Another Middle Fork run from Patrick Creek to Panther Flat serves as a nice warm up for the North Fork with more gradient and technical drops than the South Fork. If you can master this run, you’ll be in control on the North Fork. The Siskiyou Gorge, another class IV-V run, is in the upper reaches of the Middle Fork above Patrick Creek. Scouting most of the Middle Fork is a cake walk with Highway 199 following it all the way into Oregon.

The South Fork is well known for a fun and easily accessible 11-mile class III (with one IV) run between Steven’s Bridge and Craig’s Beach. This run probably sees the most diversity of craft between rafts, hard shell kayaks and inflatable kayaks. If you don’t take out at Craig’s Beach you’ll be heading into the class IV+ South Fork Gorge. This gorge has more difficult and continuous drops than the Oregon Hole Gorge and a more remote feel. Goldberg and her friends often like to take a day to “gorge out” as she calls it. They run all of the short, challenging gorges in one day because they are all so close together and easy to approach. In all the gorges the difficulty and challenges can vary greatly with the water level, so homework is required to find out what you’ll be facing.
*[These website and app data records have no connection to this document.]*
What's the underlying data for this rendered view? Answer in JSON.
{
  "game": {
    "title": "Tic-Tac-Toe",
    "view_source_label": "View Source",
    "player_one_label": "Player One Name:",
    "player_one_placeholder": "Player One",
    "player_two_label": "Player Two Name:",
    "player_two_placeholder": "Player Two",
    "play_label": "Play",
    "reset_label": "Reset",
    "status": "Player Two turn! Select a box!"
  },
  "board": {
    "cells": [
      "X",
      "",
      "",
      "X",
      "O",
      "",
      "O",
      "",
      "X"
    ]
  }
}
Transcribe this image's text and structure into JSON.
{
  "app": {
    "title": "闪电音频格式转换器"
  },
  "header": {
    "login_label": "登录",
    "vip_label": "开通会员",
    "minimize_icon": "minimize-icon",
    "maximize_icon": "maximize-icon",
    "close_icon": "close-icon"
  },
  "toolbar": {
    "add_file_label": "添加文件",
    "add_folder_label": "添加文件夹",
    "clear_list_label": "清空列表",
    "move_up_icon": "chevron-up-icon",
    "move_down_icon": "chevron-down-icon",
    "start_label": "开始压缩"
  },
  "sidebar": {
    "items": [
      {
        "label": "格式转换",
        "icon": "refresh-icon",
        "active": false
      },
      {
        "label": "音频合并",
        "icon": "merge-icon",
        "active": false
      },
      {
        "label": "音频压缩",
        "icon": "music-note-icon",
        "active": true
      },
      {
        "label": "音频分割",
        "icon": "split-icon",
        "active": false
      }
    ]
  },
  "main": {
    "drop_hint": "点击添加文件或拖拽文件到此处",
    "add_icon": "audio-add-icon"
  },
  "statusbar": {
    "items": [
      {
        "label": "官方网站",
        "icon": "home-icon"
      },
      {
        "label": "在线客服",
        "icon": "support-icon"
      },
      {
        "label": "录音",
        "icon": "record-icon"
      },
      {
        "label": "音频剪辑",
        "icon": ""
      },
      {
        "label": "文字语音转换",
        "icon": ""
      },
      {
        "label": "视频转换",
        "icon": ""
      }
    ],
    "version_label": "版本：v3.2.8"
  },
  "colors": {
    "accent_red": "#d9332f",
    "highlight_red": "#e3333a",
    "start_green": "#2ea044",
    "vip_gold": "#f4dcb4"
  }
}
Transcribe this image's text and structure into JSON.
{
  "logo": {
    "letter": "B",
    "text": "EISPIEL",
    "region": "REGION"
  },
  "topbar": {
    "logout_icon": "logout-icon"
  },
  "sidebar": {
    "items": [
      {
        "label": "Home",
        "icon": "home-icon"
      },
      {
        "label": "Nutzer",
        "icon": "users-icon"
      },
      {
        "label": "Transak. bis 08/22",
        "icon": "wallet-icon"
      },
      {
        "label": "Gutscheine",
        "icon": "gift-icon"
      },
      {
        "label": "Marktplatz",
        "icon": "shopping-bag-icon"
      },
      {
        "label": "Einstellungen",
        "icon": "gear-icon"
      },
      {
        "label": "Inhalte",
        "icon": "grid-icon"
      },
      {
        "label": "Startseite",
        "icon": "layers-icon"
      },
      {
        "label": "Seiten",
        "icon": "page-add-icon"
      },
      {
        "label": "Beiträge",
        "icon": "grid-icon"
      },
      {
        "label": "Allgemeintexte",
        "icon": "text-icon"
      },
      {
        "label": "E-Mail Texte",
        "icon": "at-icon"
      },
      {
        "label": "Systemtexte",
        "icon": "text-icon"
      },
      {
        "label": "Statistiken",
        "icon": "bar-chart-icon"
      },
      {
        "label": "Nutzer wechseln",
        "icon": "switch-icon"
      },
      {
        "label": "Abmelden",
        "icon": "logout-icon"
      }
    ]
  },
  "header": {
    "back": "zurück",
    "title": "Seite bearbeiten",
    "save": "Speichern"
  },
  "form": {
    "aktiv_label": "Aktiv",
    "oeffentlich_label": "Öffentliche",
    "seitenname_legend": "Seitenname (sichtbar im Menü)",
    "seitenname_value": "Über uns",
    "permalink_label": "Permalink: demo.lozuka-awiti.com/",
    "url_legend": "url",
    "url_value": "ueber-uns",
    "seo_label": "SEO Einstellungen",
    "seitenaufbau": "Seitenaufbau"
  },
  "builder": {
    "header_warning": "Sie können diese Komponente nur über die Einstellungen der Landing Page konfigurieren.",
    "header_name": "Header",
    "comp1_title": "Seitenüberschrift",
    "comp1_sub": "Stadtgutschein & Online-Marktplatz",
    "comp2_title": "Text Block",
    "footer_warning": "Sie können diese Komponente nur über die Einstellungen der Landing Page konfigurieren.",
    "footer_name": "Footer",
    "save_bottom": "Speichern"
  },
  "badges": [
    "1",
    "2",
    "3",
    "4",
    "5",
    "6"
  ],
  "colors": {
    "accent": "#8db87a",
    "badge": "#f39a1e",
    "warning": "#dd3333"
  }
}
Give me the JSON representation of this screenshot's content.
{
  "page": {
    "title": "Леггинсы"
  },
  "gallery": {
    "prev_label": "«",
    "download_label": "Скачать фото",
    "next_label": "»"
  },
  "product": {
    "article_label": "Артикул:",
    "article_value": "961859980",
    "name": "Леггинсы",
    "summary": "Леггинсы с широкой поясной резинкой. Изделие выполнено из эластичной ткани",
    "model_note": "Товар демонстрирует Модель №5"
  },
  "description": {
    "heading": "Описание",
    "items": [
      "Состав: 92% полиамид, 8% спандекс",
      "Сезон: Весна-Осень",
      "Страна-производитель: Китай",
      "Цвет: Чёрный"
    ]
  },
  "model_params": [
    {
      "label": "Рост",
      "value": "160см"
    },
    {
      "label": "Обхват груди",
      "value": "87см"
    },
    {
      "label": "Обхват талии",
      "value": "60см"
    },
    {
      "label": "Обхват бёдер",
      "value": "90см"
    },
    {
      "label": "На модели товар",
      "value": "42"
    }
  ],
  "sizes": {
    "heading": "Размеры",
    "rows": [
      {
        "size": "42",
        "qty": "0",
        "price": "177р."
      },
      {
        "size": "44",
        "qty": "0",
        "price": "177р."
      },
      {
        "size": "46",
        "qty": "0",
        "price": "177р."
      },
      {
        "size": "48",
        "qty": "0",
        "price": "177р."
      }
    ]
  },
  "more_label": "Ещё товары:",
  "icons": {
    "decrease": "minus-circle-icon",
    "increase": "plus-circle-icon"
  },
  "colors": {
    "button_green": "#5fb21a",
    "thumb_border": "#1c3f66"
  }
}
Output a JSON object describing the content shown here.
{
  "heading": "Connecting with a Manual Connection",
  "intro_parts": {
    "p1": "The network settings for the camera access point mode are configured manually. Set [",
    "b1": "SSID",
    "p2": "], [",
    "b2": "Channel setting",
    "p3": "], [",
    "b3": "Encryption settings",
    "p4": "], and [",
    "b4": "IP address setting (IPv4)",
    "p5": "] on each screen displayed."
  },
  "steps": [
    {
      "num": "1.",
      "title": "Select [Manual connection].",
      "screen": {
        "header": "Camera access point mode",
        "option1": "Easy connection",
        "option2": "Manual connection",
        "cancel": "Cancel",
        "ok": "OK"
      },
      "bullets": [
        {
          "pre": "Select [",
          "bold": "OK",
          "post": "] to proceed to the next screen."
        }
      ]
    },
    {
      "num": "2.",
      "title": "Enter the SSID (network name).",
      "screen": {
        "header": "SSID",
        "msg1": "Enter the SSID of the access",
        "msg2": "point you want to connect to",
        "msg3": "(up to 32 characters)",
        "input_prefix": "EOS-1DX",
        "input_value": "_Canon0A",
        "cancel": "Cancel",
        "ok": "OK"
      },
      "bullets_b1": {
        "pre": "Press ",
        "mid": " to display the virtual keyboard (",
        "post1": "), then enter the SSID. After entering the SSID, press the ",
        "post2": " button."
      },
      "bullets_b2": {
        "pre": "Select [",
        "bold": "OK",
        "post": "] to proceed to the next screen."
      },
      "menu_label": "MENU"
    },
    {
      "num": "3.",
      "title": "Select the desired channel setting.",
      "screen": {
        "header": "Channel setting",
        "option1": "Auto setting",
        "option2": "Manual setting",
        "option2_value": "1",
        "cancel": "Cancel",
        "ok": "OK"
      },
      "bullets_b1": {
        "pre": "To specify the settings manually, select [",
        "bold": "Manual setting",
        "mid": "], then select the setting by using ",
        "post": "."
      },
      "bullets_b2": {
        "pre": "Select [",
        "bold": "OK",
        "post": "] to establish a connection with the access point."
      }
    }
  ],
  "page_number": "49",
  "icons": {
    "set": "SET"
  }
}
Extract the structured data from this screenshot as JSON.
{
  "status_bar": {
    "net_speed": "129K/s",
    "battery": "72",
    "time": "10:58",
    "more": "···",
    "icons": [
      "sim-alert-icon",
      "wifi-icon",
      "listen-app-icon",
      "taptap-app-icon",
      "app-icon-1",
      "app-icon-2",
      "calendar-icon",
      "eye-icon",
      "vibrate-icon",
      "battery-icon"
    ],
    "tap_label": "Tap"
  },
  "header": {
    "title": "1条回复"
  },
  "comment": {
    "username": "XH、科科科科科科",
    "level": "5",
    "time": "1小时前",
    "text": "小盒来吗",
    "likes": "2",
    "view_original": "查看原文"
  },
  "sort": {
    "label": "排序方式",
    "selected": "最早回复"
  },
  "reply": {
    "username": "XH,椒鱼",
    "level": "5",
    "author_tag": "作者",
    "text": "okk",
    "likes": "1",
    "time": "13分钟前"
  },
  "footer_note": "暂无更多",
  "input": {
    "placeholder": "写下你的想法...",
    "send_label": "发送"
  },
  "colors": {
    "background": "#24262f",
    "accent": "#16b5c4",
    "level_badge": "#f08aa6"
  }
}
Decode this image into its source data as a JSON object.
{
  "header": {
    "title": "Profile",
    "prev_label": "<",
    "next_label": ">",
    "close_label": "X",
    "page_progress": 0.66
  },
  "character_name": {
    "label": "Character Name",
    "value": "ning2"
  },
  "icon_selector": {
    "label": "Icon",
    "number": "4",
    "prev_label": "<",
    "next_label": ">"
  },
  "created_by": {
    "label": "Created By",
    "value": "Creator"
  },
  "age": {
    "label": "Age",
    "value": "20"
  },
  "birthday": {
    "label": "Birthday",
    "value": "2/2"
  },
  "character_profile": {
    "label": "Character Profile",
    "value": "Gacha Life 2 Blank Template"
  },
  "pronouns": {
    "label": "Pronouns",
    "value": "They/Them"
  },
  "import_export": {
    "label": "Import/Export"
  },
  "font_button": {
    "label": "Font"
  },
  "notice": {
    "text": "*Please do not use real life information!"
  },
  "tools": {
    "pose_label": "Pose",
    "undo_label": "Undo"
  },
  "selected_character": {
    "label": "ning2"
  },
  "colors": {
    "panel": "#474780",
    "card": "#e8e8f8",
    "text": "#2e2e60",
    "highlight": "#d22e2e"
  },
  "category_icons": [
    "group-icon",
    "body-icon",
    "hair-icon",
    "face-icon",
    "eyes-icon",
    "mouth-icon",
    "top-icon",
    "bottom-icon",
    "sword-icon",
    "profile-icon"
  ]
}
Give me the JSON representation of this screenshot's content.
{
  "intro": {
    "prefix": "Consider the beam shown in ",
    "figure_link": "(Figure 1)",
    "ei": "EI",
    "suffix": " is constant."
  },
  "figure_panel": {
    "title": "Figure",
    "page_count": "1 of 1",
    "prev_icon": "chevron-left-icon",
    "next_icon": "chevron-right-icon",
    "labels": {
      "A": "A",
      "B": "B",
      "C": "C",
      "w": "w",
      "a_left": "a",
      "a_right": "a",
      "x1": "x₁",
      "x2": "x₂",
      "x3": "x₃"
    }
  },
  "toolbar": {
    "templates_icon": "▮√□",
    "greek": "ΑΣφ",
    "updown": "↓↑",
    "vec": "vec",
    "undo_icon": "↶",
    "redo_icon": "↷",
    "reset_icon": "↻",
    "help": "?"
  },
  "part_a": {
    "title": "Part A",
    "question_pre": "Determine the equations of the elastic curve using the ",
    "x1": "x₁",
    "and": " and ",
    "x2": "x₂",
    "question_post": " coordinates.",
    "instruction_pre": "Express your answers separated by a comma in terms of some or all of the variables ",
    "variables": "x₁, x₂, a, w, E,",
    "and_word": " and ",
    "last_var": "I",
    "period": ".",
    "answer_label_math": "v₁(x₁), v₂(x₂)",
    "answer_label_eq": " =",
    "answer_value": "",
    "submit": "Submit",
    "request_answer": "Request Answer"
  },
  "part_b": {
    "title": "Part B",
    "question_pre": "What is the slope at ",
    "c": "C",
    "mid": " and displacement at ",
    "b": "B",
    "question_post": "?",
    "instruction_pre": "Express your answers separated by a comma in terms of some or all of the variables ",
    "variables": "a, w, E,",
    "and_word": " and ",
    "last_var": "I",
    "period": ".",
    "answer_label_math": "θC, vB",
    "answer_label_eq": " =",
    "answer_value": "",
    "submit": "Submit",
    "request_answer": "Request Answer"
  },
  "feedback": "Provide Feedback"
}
The North Fork stands apart as a classic class IV wilderness run for 14 miles. It is a favorite to both Goldberg and Gamache for its remote wild feel. The North Fork does have the longest drive at about two hours, but you can maximize your time by calling local Bearfoot Brad in the town of Gasquet for a shuttle: (707) 457-3365 or email bradcamden@earthlink.net. He’s been running shuttles for over 20 years on the Smith and charges the reasonable rate of $45/shuttle. He’ll be able to give you tons of local beta and your vehicle will be safe and secure in his driveway if you want to make the trip an overnighter.

North Fork canyon has its own unique geology and is home to the Darlingtonia pitcher plant, whose carnivorous ways attract insects with sweet nectar before trapping and devouring them. Beautiful waterfalls and fun rapids make the long drive worth the run. In comparison to whitewater in other parts of the state, Gamache says, “Paddlers in central and southern California won’t get this where they are. Out here on the North Fork you will have the whole river to yourself. There is no road next to the river, it’s wilderness.”

Goldberg recalls one trip on the North Fork during high water. “It only took us 45 minutes. Normally that’s an all day run. It was a blast!”

High water is a phenomenon that is easy to predict since the Smith has no dams and is primarily rain fed. All you have to do is watch the weather and know that when it rains, the river rises. This makes the Smith one of the earliest runnable rivers in California. Paddling season can begin as soon as the fall rains drop, often in November, and run all the way through May and even early June in some years. There is no need to wait for the Sierra snowpack to start melting before you can paddle, but you had better bring a dry suit and hot chocolate! A mid winter run can be frigid with the cold water and chilly air temps.

A trip to the Smith River can easily fill 3-4 days of great kayaking or rafting. Add a few days on to that to slide down the nearby Cal Salmon and Trinity Rivers and a trip to California’s north coast can really pack in a lot of paddling.

“There’s a lot of bang for your buck with all the runs here on the Smith,” says Gamache. “There is very little driving involved in paddling many sections of the Smith, and that’s not something you always get with a trip to the Sierra.”

Great paddling, an outstanding river, and hardly another soul around. What are you waiting for?